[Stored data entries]
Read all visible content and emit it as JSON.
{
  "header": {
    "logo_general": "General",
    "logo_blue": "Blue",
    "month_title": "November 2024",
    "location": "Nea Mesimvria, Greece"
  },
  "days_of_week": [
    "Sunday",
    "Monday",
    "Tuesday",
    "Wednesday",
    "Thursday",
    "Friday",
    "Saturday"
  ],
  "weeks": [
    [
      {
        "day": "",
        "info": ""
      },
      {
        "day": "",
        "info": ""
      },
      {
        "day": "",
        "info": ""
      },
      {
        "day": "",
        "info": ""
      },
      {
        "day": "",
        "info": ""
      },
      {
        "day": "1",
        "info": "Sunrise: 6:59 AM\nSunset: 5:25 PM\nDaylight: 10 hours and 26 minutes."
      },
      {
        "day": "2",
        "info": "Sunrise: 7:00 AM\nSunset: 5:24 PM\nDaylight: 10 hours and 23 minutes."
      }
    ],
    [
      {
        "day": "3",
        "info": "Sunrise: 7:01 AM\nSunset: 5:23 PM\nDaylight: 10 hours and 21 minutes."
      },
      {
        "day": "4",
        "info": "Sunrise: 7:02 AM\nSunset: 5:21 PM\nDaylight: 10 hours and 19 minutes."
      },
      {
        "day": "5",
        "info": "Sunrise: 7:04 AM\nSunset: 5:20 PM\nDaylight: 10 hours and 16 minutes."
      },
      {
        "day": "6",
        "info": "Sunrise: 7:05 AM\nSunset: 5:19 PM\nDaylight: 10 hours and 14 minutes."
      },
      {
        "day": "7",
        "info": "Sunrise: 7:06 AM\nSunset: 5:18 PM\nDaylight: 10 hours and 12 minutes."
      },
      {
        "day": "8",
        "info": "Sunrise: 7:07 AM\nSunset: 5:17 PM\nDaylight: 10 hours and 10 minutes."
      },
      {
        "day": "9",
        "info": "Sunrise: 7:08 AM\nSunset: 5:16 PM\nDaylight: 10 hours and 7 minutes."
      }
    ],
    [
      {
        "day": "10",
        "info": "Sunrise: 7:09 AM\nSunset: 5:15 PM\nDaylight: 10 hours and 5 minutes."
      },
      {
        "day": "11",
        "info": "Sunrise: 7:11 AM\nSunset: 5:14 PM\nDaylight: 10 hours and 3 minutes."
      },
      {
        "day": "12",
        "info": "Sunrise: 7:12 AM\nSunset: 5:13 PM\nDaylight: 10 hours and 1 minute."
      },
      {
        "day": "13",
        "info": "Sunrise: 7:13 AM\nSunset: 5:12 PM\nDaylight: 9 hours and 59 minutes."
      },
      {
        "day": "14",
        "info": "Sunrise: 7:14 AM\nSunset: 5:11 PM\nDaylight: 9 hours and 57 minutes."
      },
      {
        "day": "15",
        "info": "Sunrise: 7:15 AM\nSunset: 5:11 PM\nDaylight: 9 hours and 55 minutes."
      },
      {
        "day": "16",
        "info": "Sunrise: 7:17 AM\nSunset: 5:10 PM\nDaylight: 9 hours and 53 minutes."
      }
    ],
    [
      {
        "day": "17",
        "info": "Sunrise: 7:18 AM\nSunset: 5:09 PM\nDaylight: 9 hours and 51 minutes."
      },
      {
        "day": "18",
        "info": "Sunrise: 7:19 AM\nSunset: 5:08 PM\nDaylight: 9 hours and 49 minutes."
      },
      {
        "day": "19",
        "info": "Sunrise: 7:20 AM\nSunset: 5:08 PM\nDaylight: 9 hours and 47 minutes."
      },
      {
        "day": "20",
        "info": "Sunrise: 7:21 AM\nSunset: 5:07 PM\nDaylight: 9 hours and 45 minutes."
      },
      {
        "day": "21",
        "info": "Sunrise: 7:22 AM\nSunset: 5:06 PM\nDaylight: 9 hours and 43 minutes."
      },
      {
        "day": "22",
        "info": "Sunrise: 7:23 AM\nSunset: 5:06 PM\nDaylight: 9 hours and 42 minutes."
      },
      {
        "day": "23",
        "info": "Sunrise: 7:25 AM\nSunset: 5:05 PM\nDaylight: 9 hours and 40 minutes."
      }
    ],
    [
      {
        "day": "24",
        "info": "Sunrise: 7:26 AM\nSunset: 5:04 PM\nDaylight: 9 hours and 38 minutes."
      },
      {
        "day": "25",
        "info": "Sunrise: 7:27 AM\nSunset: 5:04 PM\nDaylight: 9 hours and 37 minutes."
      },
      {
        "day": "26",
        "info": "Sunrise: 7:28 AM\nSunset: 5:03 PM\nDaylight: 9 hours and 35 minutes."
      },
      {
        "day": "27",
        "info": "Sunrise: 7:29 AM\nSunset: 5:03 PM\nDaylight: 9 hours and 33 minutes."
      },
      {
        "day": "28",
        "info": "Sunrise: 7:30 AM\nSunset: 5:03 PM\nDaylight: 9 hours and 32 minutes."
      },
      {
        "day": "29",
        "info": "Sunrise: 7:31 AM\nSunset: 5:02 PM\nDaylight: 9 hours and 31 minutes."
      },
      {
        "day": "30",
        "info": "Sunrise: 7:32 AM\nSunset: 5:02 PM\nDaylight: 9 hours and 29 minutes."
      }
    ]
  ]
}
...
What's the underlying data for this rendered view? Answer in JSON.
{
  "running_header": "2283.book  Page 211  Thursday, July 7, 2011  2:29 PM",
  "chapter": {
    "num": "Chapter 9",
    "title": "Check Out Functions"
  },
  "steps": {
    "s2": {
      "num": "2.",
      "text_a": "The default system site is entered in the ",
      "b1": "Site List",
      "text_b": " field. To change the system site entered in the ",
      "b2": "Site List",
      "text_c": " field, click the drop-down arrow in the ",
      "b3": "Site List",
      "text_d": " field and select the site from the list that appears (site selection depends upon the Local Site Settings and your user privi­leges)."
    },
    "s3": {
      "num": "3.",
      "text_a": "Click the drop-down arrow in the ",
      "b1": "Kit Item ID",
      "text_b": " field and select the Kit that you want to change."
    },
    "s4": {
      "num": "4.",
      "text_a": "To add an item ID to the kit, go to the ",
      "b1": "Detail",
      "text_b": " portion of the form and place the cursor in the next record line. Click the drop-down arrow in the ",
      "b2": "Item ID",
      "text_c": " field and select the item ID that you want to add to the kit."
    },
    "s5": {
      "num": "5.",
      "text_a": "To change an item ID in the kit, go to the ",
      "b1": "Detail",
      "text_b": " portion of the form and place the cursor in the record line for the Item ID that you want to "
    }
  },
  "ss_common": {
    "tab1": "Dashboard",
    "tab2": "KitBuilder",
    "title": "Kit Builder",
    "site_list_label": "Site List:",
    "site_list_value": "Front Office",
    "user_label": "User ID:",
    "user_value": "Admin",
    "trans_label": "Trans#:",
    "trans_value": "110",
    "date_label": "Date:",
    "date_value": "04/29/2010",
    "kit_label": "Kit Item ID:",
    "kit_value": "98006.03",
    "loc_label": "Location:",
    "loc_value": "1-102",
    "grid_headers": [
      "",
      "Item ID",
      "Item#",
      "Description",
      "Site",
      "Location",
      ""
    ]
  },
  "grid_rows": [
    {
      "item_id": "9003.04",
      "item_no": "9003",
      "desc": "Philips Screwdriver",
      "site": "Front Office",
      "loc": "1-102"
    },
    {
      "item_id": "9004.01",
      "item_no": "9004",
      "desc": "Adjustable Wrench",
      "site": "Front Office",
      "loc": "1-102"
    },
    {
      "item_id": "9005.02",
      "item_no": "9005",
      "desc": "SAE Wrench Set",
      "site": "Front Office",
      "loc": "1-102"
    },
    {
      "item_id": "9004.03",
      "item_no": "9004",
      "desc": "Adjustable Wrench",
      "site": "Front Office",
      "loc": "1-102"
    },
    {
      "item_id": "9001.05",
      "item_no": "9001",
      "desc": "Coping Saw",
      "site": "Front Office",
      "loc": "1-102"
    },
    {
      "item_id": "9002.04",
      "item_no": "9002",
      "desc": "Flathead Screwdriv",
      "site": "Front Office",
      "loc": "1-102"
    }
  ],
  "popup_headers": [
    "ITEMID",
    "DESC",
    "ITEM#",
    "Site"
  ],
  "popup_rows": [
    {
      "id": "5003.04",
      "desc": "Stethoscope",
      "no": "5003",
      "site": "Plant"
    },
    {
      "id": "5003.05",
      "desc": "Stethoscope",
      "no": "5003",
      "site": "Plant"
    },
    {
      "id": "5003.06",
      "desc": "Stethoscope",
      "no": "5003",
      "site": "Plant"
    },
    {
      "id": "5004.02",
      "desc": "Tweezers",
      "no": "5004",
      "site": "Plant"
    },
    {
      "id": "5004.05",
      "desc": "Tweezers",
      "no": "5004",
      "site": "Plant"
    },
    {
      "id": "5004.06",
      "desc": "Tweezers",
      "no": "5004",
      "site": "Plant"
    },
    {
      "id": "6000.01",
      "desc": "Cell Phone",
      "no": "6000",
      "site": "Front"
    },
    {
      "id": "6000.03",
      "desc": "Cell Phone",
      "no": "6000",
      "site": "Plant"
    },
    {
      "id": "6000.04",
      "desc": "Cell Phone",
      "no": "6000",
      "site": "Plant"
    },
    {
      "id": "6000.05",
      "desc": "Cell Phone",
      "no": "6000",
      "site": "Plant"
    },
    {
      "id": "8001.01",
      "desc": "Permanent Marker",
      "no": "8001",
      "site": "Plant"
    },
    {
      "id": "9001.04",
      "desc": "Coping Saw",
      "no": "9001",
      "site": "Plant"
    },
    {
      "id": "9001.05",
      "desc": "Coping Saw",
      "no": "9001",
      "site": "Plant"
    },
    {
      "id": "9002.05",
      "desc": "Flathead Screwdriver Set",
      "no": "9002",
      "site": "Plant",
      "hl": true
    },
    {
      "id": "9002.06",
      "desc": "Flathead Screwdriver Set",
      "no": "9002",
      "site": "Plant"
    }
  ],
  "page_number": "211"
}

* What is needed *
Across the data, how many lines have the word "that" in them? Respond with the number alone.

* Answer to this problem *
4